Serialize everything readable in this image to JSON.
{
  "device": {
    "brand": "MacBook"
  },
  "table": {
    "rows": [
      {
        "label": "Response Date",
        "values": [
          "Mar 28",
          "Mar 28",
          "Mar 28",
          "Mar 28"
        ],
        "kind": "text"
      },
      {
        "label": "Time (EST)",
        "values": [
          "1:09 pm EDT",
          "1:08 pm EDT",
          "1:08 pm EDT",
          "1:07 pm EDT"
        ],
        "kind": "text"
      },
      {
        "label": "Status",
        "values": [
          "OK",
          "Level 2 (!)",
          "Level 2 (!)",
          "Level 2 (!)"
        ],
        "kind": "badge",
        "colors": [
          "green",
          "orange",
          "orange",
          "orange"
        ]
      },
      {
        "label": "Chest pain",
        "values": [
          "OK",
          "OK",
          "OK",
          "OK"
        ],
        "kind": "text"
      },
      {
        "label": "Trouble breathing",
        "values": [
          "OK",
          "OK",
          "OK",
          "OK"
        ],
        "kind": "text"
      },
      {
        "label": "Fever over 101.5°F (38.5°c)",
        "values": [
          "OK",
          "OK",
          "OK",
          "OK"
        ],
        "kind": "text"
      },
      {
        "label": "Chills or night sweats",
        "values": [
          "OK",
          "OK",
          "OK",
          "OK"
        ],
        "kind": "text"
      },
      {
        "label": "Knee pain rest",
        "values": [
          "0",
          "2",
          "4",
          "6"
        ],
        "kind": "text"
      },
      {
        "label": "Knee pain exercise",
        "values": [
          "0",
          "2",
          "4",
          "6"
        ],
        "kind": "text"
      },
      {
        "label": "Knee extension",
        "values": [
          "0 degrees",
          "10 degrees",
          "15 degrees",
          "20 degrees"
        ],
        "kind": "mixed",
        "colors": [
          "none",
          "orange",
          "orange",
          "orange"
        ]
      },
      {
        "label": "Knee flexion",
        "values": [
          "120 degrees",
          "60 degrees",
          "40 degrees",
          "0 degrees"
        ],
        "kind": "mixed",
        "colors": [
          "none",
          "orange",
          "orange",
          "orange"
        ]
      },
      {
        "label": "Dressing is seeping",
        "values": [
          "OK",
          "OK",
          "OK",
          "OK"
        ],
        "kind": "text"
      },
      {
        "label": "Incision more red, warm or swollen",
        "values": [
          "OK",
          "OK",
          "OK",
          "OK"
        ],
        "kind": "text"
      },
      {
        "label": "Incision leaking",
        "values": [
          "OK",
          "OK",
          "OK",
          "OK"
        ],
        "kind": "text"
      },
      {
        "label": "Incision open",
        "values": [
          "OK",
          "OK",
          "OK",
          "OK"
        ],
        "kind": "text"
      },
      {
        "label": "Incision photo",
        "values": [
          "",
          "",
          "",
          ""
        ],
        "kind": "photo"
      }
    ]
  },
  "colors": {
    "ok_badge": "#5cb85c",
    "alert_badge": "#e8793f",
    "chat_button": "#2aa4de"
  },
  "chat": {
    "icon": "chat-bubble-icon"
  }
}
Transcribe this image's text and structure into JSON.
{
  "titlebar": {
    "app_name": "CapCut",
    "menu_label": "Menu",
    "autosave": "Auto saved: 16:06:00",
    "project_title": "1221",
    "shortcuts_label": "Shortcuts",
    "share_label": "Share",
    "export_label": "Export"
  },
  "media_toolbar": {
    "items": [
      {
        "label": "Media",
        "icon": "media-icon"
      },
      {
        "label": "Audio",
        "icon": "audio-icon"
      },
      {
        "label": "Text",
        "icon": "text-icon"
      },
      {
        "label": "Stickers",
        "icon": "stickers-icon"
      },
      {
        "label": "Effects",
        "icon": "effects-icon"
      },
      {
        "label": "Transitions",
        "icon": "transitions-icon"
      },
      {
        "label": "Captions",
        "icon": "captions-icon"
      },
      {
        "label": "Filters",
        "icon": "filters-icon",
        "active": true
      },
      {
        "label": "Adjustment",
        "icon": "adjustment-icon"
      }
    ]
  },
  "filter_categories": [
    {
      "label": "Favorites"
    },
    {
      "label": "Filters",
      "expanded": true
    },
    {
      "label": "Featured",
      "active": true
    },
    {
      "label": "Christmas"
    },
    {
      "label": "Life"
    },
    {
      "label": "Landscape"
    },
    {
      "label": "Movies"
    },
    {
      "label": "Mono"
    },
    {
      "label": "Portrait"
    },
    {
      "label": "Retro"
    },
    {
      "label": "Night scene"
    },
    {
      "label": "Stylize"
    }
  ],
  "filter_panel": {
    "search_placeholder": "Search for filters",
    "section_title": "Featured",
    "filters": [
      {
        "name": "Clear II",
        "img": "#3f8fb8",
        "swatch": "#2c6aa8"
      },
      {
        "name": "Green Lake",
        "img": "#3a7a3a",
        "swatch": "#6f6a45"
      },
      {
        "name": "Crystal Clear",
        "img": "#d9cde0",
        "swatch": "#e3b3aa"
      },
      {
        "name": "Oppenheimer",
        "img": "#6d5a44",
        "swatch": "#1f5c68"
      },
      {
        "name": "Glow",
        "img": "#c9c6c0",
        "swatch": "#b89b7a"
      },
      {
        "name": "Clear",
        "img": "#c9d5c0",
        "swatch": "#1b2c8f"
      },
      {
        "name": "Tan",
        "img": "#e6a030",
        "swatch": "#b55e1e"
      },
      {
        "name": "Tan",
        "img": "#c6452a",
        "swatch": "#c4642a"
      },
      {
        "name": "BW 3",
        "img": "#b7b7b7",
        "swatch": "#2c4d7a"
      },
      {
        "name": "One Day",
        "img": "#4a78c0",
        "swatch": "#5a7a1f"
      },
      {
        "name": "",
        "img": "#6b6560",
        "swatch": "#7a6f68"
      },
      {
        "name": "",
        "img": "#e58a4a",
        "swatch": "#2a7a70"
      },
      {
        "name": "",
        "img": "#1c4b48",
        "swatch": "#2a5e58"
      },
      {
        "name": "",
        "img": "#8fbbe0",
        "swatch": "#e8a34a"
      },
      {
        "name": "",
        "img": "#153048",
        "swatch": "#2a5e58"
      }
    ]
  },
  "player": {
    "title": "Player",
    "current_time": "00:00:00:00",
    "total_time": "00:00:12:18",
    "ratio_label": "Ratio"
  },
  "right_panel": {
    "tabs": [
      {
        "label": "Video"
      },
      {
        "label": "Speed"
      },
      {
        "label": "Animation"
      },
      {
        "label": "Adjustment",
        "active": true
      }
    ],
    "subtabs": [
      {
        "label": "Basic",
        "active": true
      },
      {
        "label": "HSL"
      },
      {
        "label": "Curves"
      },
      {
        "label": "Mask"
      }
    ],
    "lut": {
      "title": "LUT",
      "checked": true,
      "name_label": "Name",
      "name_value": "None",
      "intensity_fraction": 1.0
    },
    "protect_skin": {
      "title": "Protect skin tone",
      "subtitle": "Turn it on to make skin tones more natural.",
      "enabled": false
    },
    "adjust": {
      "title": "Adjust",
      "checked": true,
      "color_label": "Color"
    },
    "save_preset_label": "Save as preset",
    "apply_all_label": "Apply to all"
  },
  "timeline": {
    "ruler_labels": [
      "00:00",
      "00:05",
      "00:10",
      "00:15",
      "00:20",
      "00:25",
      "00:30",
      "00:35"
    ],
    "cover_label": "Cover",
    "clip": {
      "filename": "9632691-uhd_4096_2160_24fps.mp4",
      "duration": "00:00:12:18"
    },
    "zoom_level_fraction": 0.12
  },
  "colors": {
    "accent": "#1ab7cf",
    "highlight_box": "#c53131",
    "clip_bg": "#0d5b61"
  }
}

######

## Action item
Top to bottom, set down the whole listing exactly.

## Expected output
Serialize everything readable in this image to JSON.
{
  "device": {
    "brand": "MacBook"
  },
  "table": {
    "rows": [
      {
        "label": "Response Date",
        "values": [
          "Mar 28",
          "Mar 28",
          "Mar 28",
          "Mar 28"
        ],
        "kind": "text"
      },
      {
        "label": "Time (EST)",
        "values": [
          "1:09 pm EDT",
          "1:08 pm EDT",
          "1:08 pm EDT",
          "1:07 pm EDT"
        ],
        "kind": "text"
      },
      {
        "label": "Status",
        "values": [
          "OK",
          "Level 2 (!)",
          "Level 2 (!)",
          "Level 2 (!)"
        ],
        "kind": "badge",
        "colors": [
          "green",
          "orange",
          "orange",
          "orange"
        ]
      },
      {
        "label": "Chest pain",
        "values": [
          "OK",
          "OK",
          "OK",
          "OK"
        ],
        "kind": "text"
      },
      {
        "label": "Trouble breathing",
        "values": [
          "OK",
          "OK",
          "OK",
          "OK"
        ],
        "kind": "text"
      },
      {
        "label": "Fever over 101.5°F (38.5°c)",
        "values": [
          "OK",
          "OK",
          "OK",
          "OK"
        ],
        "kind": "text"
      },
      {
        "label": "Chills or night sweats",
        "values": [
          "OK",
          "OK",
          "OK",
          "OK"
        ],
        "kind": "text"
      },
      {
        "label": "Knee pain rest",
        "values": [
          "0",
          "2",
          "4",
          "6"
        ],
        "kind": "text"
      },
      {
        "label": "Knee pain exercise",
        "values": [
          "0",
          "2",
          "4",
          "6"
        ],
        "kind": "text"
      },
      {
        "label": "Knee extension",
        "values": [
          "0 degrees",
          "10 degrees",
          "15 degrees",
          "20 degrees"
        ],
        "kind": "mixed",
        "colors": [
          "none",
          "orange",
          "orange",
          "orange"
        ]
      },
      {
        "label": "Knee flexion",
        "values": [
          "120 degrees",
          "60 degrees",
          "40 degrees",
          "0 degrees"
        ],
        "kind": "mixed",
        "colors": [
          "none",
          "orange",
          "orange",
          "orange"
        ]
      },
      {
        "label": "Dressing is seeping",
        "values": [
          "OK",
          "OK",
          "OK",
          "OK"
        ],
        "kind": "text"
      },
      {
        "label": "Incision more red, warm or swollen",
        "values": [
          "OK",
          "OK",
          "OK",
          "OK"
        ],
        "kind": "text"
      },
      {
        "label": "Incision leaking",
        "values": [
          "OK",
          "OK",
          "OK",
          "OK"
        ],
        "kind": "text"
      },
      {
        "label": "Incision open",
        "values": [
          "OK",
          "OK",
          "OK",
          "OK"
        ],
        "kind": "text"
      },
      {
        "label": "Incision photo",
        "values": [
          "",
          "",
          "",
          ""
        ],
        "kind": "photo"
      }
    ]
  },
  "colors": {
    "ok_badge": "#5cb85c",
    "alert_badge": "#e8793f",
    "chat_button": "#2aa4de"
  },
  "chat": {
    "icon": "chat-bubble-icon"
  }
}
Transcribe this image's text and structure into JSON.
{
  "titlebar": {
    "app_name": "CapCut",
    "menu_label": "Menu",
    "autosave": "Auto saved: 16:06:00",
    "project_title": "1221",
    "shortcuts_label": "Shortcuts",
    "share_label": "Share",
    "export_label": "Export"
  },
  "media_toolbar": {
    "items": [
      {
        "label": "Media",
        "icon": "media-icon"
      },
      {
        "label": "Audio",
        "icon": "audio-icon"
      },
      {
        "label": "Text",
        "icon": "text-icon"
      },
      {
        "label": "Stickers",
        "icon": "stickers-icon"
      },
      {
        "label": "Effects",
        "icon": "effects-icon"
      },
      {
        "label": "Transitions",
        "icon": "transitions-icon"
      },
      {
        "label": "Captions",
        "icon": "captions-icon"
      },
      {
        "label": "Filters",
        "icon": "filters-icon",
        "active": true
      },
      {
        "label": "Adjustment",
        "icon": "adjustment-icon"
      }
    ]
  },
  "filter_categories": [
    {
      "label": "Favorites"
    },
    {
      "label": "Filters",
      "expanded": true
    },
    {
      "label": "Featured",
      "active": true
    },
    {
      "label": "Christmas"
    },
    {
      "label": "Life"
    },
    {
      "label": "Landscape"
    },
    {
      "label": "Movies"
    },
    {
      "label": "Mono"
    },
    {
      "label": "Portrait"
    },
    {
      "label": "Retro"
    },
    {
      "label": "Night scene"
    },
    {
      "label": "Stylize"
    }
  ],
  "filter_panel": {
    "search_placeholder": "Search for filters",
    "section_title": "Featured",
    "filters": [
      {
        "name": "Clear II",
        "img": "#3f8fb8",
        "swatch": "#2c6aa8"
      },
      {
        "name": "Green Lake",
        "img": "#3a7a3a",
        "swatch": "#6f6a45"
      },
      {
        "name": "Crystal Clear",
        "img": "#d9cde0",
        "swatch": "#e3b3aa"
      },
      {
        "name": "Oppenheimer",
        "img": "#6d5a44",
        "swatch": "#1f5c68"
      },
      {
        "name": "Glow",
        "img": "#c9c6c0",
        "swatch": "#b89b7a"
      },
      {
        "name": "Clear",
        "img": "#c9d5c0",
        "swatch": "#1b2c8f"
      },
      {
        "name": "Tan",
        "img": "#e6a030",
        "swatch": "#b55e1e"
      },
      {
        "name": "Tan",
        "img": "#c6452a",
        "swatch": "#c4642a"
      },
      {
        "name": "BW 3",
        "img": "#b7b7b7",
        "swatch": "#2c4d7a"
      },
      {
        "name": "One Day",
        "img": "#4a78c0",
        "swatch": "#5a7a1f"
      },
      {
        "name": "",
        "img": "#6b6560",
        "swatch": "#7a6f68"
      },
      {
        "name": "",
        "img": "#e58a4a",
        "swatch": "#2a7a70"
      },
      {
        "name": "",
        "img": "#1c4b48",
        "swatch": "#2a5e58"
      },
      {
        "name": "",
        "img": "#8fbbe0",
        "swatch": "#e8a34a"
      },
      {
        "name": "",
        "img": "#153048",
        "swatch": "#2a5e58"
      }
    ]
  },
  "player": {
    "title": "Player",
    "current_time": "00:00:00:00",
    "total_time": "00:00:12:18",
    "ratio_label": "Ratio"
  },
  "right_panel": {
    "tabs": [
      {
        "label": "Video"
      },
      {
        "label": "Speed"
      },
      {
        "label": "Animation"
      },
      {
        "label": "Adjustment",
        "active": true
      }
    ],
    "subtabs": [
      {
        "label": "Basic",
        "active": true
      },
      {
        "label": "HSL"
      },
      {
        "label": "Curves"
      },
      {
        "label": "Mask"
      }
    ],
    "lut": {
      "title": "LUT",
      "checked": true,
      "name_label": "Name",
      "name_value": "None",
      "intensity_fraction": 1.0
    },
    "protect_skin": {
      "title": "Protect skin tone",
      "subtitle": "Turn it on to make skin tones more natural.",
      "enabled": false
    },
    "adjust": {
      "title": "Adjust",
      "checked": true,
      "color_label": "Color"
    },
    "save_preset_label": "Save as preset",
    "apply_all_label": "Apply to all"
  },
  "timeline": {
    "ruler_labels": [
      "00:00",
      "00:05",
      "00:10",
      "00:15",
      "00:20",
      "00:25",
      "00:30",
      "00:35"
    ],
    "cover_label": "Cover",
    "clip": {
      "filename": "9632691-uhd_4096_2160_24fps.mp4",
      "duration": "00:00:12:18"
    },
    "zoom_level_fraction": 0.12
  },
  "colors": {
    "accent": "#1ab7cf",
    "highlight_box": "#c53131",
    "clip_bg": "#0d5b61"
  }
}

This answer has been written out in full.